The following instructions will help you safely pack and ship an instrument or bow. Please note that Tarisio is pleased to provide recommendations to guide you in shipping safely and efficiently, but under no circumstances will Tarisio be responsible for any damage or loss resulting from your packing or shipment, whether or not in accordance with these instructions. We recommend you consult with a professional luthier to be sure that your instrument or bow can be safely shipped, and you should obtain your own insurance covering shipment (which may be available through our insurer upon request to Tarisio if you acquired the instrument from Tarisio within the past 30 days).
Also please note that any cases or other items shipped with your instrument are considered by Tarisio to have no commercial value unless we specifically agree with you otherwise.
Shipping a Violin, Viola, or Cello in a Case
An instrument shipped with its strings in tension and with its bridge and post upright is at greater risk of damage during transport; we recommend that all instruments be shipped with their bridge and post down; another option, while less secure, is to significantly lower the tension in the strings. By default, all instruments purchased from Tarisio will be shipped with the bridge and post down, unless you request otherwise.
First loosen the string tension and remove the bridge. In many cases the soundpost will now fall; if not, you can push it over with a small object through the f-holes. Wrap the bridge generously in tissue paper or cloth and place it under the tailpiece. Tighten the strings slightly to hold the bridge in place. The bridge and tissue will keep the fine tuners of the tailpiece away from the surface of the varnish.

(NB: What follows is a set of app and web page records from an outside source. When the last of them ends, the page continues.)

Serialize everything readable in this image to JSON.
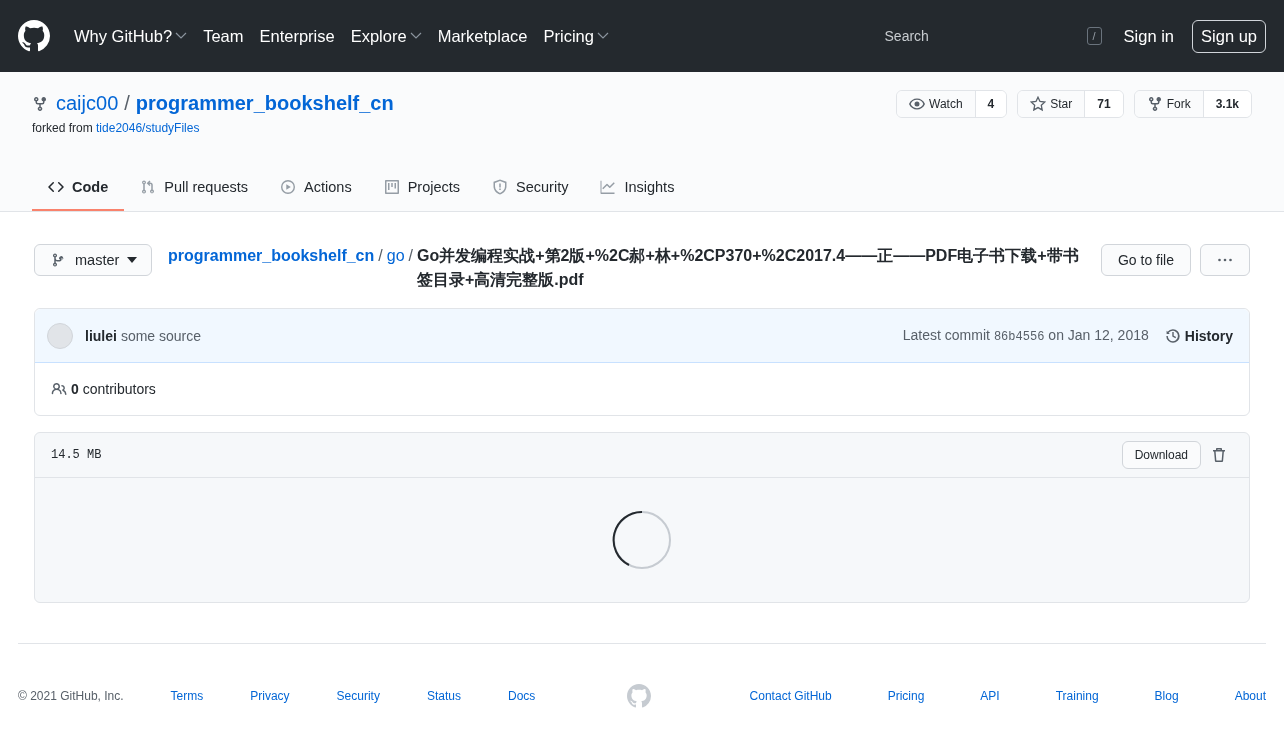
{
  "header": {
    "nav": [
      {
        "label": "Why GitHub?",
        "dropdown": true
      },
      {
        "label": "Team",
        "dropdown": false
      },
      {
        "label": "Enterprise",
        "dropdown": false
      },
      {
        "label": "Explore",
        "dropdown": true
      },
      {
        "label": "Marketplace",
        "dropdown": false
      },
      {
        "label": "Pricing",
        "dropdown": true
      }
    ],
    "search": {
      "placeholder": "Search",
      "key": "/"
    },
    "sign_in": "Sign in",
    "sign_up": "Sign up"
  },
  "repo": {
    "owner": "caijc00",
    "separator": "/",
    "name": "programmer_bookshelf_cn",
    "forked_from_label": "forked from",
    "forked_from": "tide2046/studyFiles",
    "actions": [
      {
        "kind": "watch",
        "label": "Watch",
        "count": "4"
      },
      {
        "kind": "star",
        "label": "Star",
        "count": "71"
      },
      {
        "kind": "fork",
        "label": "Fork",
        "count": "3.1k"
      }
    ]
  },
  "tabs": [
    {
      "kind": "code",
      "label": "Code",
      "selected": true
    },
    {
      "kind": "pulls",
      "label": "Pull requests",
      "selected": false
    },
    {
      "kind": "actions",
      "label": "Actions",
      "selected": false
    },
    {
      "kind": "projects",
      "label": "Projects",
      "selected": false
    },
    {
      "kind": "security",
      "label": "Security",
      "selected": false
    },
    {
      "kind": "insights",
      "label": "Insights",
      "selected": false
    }
  ],
  "file": {
    "branch": "master",
    "breadcrumb": [
      "programmer_bookshelf_cn",
      "go"
    ],
    "separators": [
      "/",
      "/"
    ],
    "filename": "Go并发编程实战+第2版+%2C郝+林+%2CP370+%2C2017.4——正——PDF电子书下载+带书签目录+高清完整版.pdf",
    "go_to_file": "Go to file",
    "commit": {
      "author": "liulei",
      "message": "some source",
      "latest_label": "Latest commit",
      "sha": "86b4556",
      "date": "on Jan 12, 2018",
      "history": "History"
    },
    "contributors": {
      "count": "0",
      "label": "contributors"
    },
    "size": "14.5 MB",
    "download": "Download"
  },
  "footer": {
    "copyright": "© 2021 GitHub, Inc.",
    "left_links": [
      "Terms",
      "Privacy",
      "Security",
      "Status",
      "Docs"
    ],
    "right_links": [
      "Contact GitHub",
      "Pricing",
      "API",
      "Training",
      "Blog",
      "About"
    ]
  }
}
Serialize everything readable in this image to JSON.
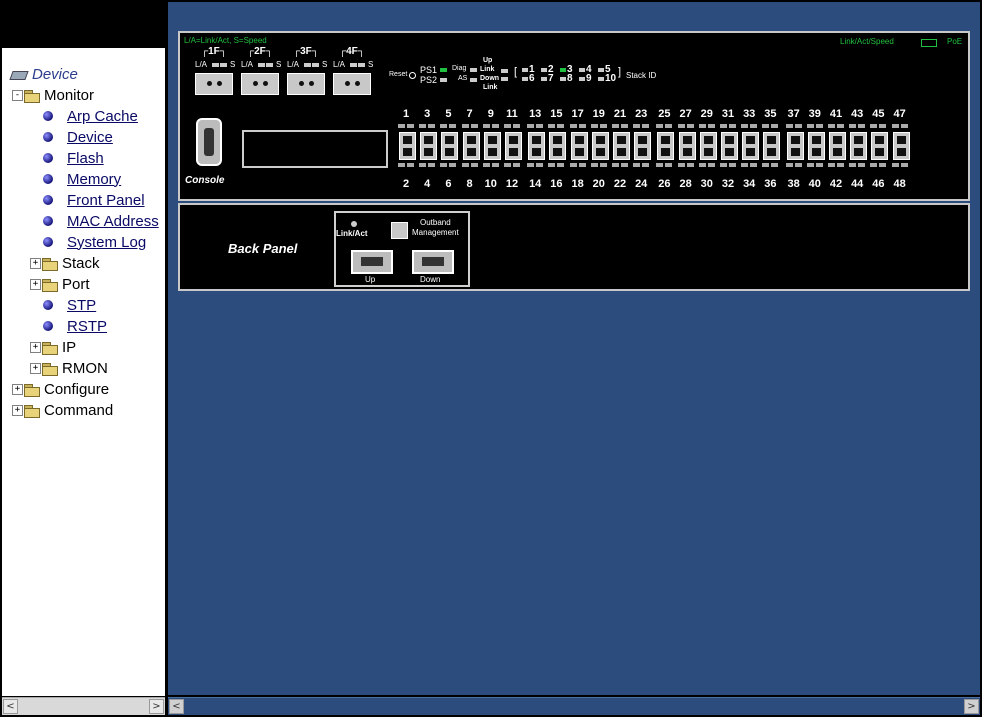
{
  "tree": {
    "root": {
      "label": "Device",
      "icon": "device-icon"
    },
    "monitor": {
      "label": "Monitor",
      "expander": "-",
      "items": [
        {
          "label": "Arp Cache"
        },
        {
          "label": "Device"
        },
        {
          "label": "Flash"
        },
        {
          "label": "Memory"
        },
        {
          "label": "Front Panel"
        },
        {
          "label": "MAC Address"
        },
        {
          "label": "System Log"
        }
      ],
      "folders": [
        {
          "label": "Stack",
          "expander": "+"
        },
        {
          "label": "Port",
          "expander": "+"
        }
      ],
      "links2": [
        {
          "label": "STP"
        },
        {
          "label": "RSTP"
        }
      ],
      "folders2": [
        {
          "label": "IP",
          "expander": "+"
        },
        {
          "label": "RMON",
          "expander": "+"
        }
      ]
    },
    "top_folders": [
      {
        "label": "Configure",
        "expander": "+"
      },
      {
        "label": "Command",
        "expander": "+"
      }
    ]
  },
  "scroll": {
    "left_arrow": "<",
    "right_arrow": ">"
  },
  "front_panel": {
    "legend_left": "L/A=Link/Act, S=Speed",
    "legend_right": "Link/Act/Speed",
    "legend_poe": "PoE",
    "reset_label": "Reset",
    "ps1": "PS1",
    "ps2": "PS2",
    "diag": "Diag",
    "as": "AS",
    "up_link": "Up Link",
    "down_link": "Down Link",
    "up_word": "Up",
    "link_word": "Link",
    "down_word": "Down",
    "stack_id_label": "Stack ID",
    "stack_ids_top": [
      "1",
      "2",
      "3",
      "4",
      "5"
    ],
    "stack_ids_bottom": [
      "6",
      "7",
      "8",
      "9",
      "10"
    ],
    "console_label": "Console",
    "fiber_ports": [
      {
        "title": "1F",
        "la": "L/A",
        "s": "S"
      },
      {
        "title": "2F",
        "la": "L/A",
        "s": "S"
      },
      {
        "title": "3F",
        "la": "L/A",
        "s": "S"
      },
      {
        "title": "4F",
        "la": "L/A",
        "s": "S"
      }
    ],
    "port_numbers_top": [
      "1",
      "3",
      "5",
      "7",
      "9",
      "11",
      "13",
      "15",
      "17",
      "19",
      "21",
      "23",
      "25",
      "27",
      "29",
      "31",
      "33",
      "35",
      "37",
      "39",
      "41",
      "43",
      "45",
      "47"
    ],
    "port_numbers_bottom": [
      "2",
      "4",
      "6",
      "8",
      "10",
      "12",
      "14",
      "16",
      "18",
      "20",
      "22",
      "24",
      "26",
      "28",
      "30",
      "32",
      "34",
      "36",
      "38",
      "40",
      "42",
      "44",
      "46",
      "48"
    ]
  },
  "back_panel": {
    "title": "Back Panel",
    "link_act": "Link/Act",
    "outband": "Outband",
    "management": "Management",
    "up": "Up",
    "down": "Down"
  },
  "colors": {
    "content_bg": "#2c4c7e",
    "led_green": "#20c040",
    "panel_bg": "#000000"
  }
}
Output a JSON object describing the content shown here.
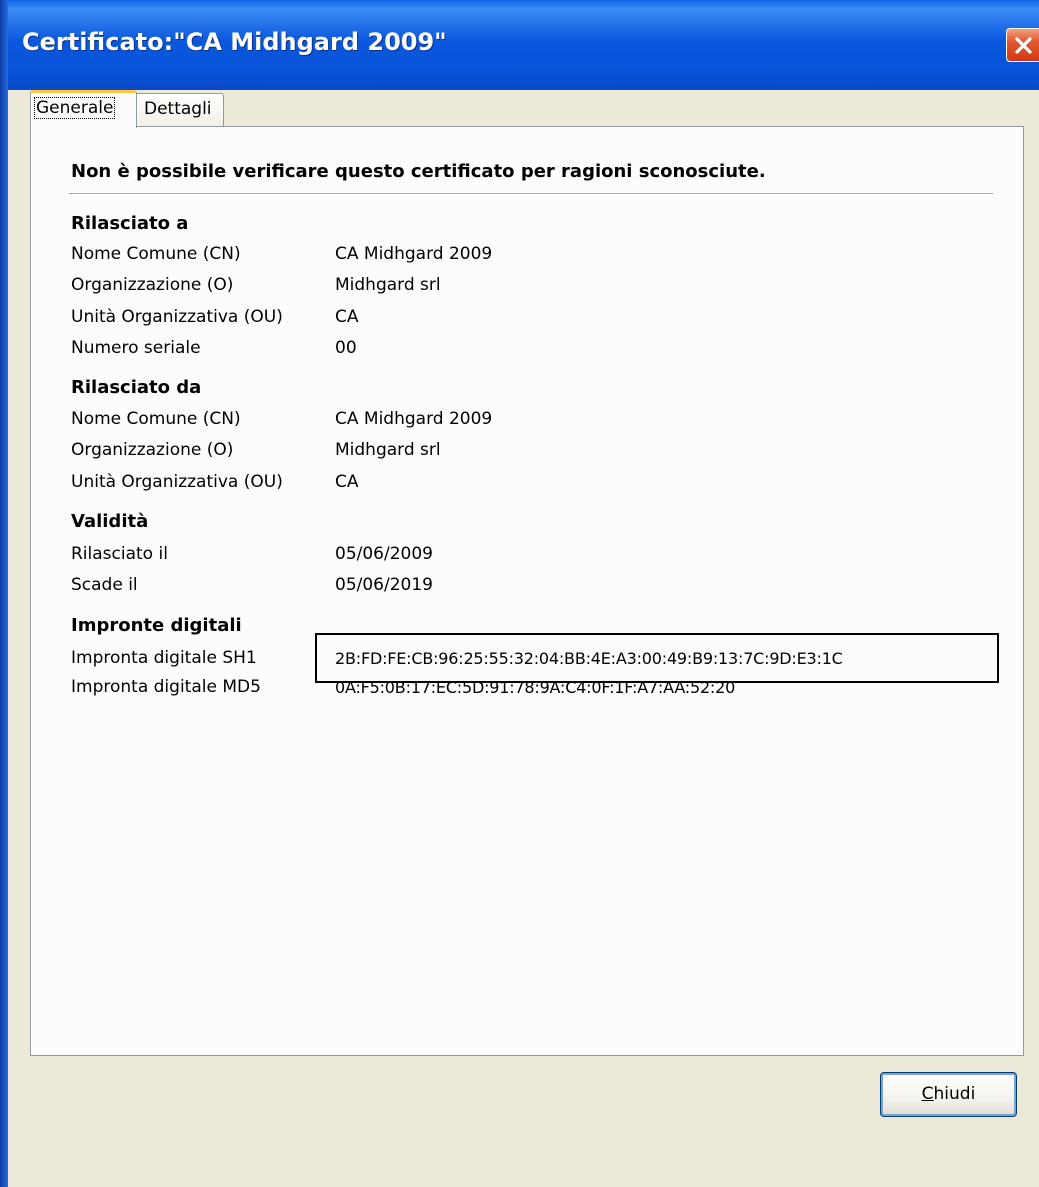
{
  "window": {
    "title": "Certificato:\"CA Midhgard 2009\""
  },
  "tabs": [
    {
      "label": "Generale",
      "selected": true
    },
    {
      "label": "Dettagli",
      "selected": false
    }
  ],
  "general": {
    "headline": "Non è possibile verificare questo certificato per ragioni sconosciute.",
    "issued_to": {
      "title": "Rilasciato a",
      "rows": [
        {
          "label": "Nome Comune (CN)",
          "value": "CA Midhgard 2009"
        },
        {
          "label": "Organizzazione (O)",
          "value": "Midhgard srl"
        },
        {
          "label": "Unità Organizzativa (OU)",
          "value": "CA"
        },
        {
          "label": "Numero seriale",
          "value": "00"
        }
      ]
    },
    "issued_by": {
      "title": "Rilasciato da",
      "rows": [
        {
          "label": "Nome Comune (CN)",
          "value": "CA Midhgard 2009"
        },
        {
          "label": "Organizzazione (O)",
          "value": "Midhgard srl"
        },
        {
          "label": "Unità Organizzativa (OU)",
          "value": "CA"
        }
      ]
    },
    "validity": {
      "title": "Validità",
      "rows": [
        {
          "label": "Rilasciato il",
          "value": "05/06/2009"
        },
        {
          "label": "Scade il",
          "value": "05/06/2019"
        }
      ]
    },
    "fingerprints": {
      "title": "Impronte digitali",
      "rows": [
        {
          "label": "Impronta digitale SH1",
          "value": "2B:FD:FE:CB:96:25:55:32:04:BB:4E:A3:00:49:B9:13:7C:9D:E3:1C"
        },
        {
          "label": "Impronta digitale MD5",
          "value": "0A:F5:0B:17:EC:5D:91:78:9A:C4:0F:1F:A7:AA:52:20"
        }
      ]
    }
  },
  "buttons": {
    "close_first": "C",
    "close_rest": "hiudi"
  },
  "icons": {
    "close": "close-icon"
  },
  "colors": {
    "titlebar": "#0b58de",
    "close_button": "#e2582e",
    "dialog_bg": "#ece9d8",
    "panel_bg": "#fcfcfe",
    "tab_highlight": "#ffc83c"
  }
}
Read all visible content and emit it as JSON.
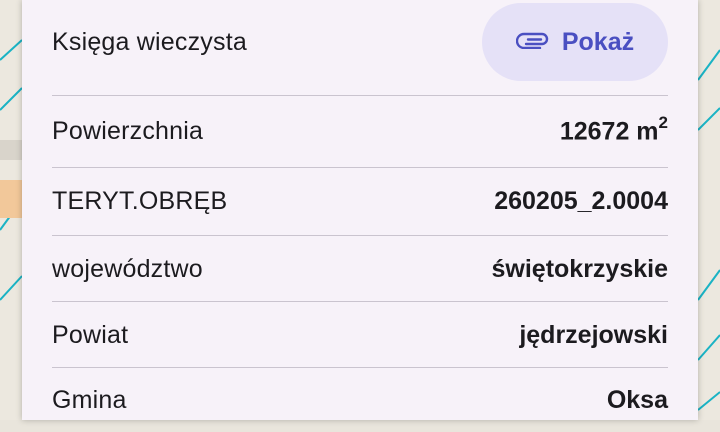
{
  "colors": {
    "panel_bg": "#f7f2f9",
    "accent": "#4a4fc1",
    "button_bg": "#e5e1f7",
    "divider": "#cac4cf",
    "map_parcel_line": "#1ab3c4"
  },
  "land_register": {
    "label": "Księga wieczysta",
    "button_label": "Pokaż",
    "button_icon": "paperclip-icon"
  },
  "area": {
    "label": "Powierzchnia",
    "value": "12672 m",
    "unit_exponent": "2"
  },
  "details": [
    {
      "label": "TERYT.OBRĘB",
      "value": "260205_2.0004"
    },
    {
      "label": "województwo",
      "value": "świętokrzyskie"
    },
    {
      "label": "Powiat",
      "value": "jędrzejowski"
    },
    {
      "label": "Gmina",
      "value": "Oksa"
    }
  ]
}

Place the instrument in its case and securely fasten the straps or clasps. Wrap the head in tissue paper or cloth. You should fill all empty spaces with tissue – around the ribs, in the C-bouts, etc. A small pad of folded tissue should go between the fingerboard and the top to protect the varnish.
Before closing the case, place several folded sheets of tissue paper over the top of the instrument. Your name, address and phone number should be included inside the case.
You will need a long rectangular sturdy box, preferably one that opens from the broadest side. There should be several inches between the walls of the box and the case for protection.
Place the case in the middle of the box and surround it on all sides with Styrofoam, Polyfil, tightly crumpled newspaper or any other light, dense packing material.
Packing a Bow Without a Case
A PVC plastic tube is safe and inexpensive and can be found at most hardware stores. Wrap the bow in bubblewrap and suspend it inside the tube. It is important the length of tube is longer than the bow and the bow does not touch the tube ends at frog or tip.
Another solution is to tape the bow (wrapped in bubblewrap or tissue paper) to a strong ‘splint’ of wood or metal. Again, make sure the splint is longer than the bow.
The tube or splint should be suspended inside a bigger box. The poster tubes of triangular cross-section available from FedEx and UPS work well for this. Again, remember to include your name and phone number on the inside of the box.
Shipping and Insurance Tips
FedEx, UPS, DHL, Airborne, and USPS all work fine. Some are more convenient and some are more economical. Insurance is available through UPS and some other carriers in limited amounts although some have strict exclusions for musical instruments. Rates are approximately 0.5% of the value declared.
We highly recommend insuring all packages for at least $1,000 (£500). In our experience this is an effective way to ensure the awareness and caution of the driver and handlers.
Addresses for Incoming Shipments
Incoming shipments should be sent to one of the following addresses:
New York office (US sales only)
244 West 54th, 11th Floor
New York, NY, 10019, USA
+1 212 307 7224
London office (UK sales only)
87 Wimpole Street
London W1G 9RL, UK
+44 (0)20 7354 5763
Watch this video for complete shipping instructions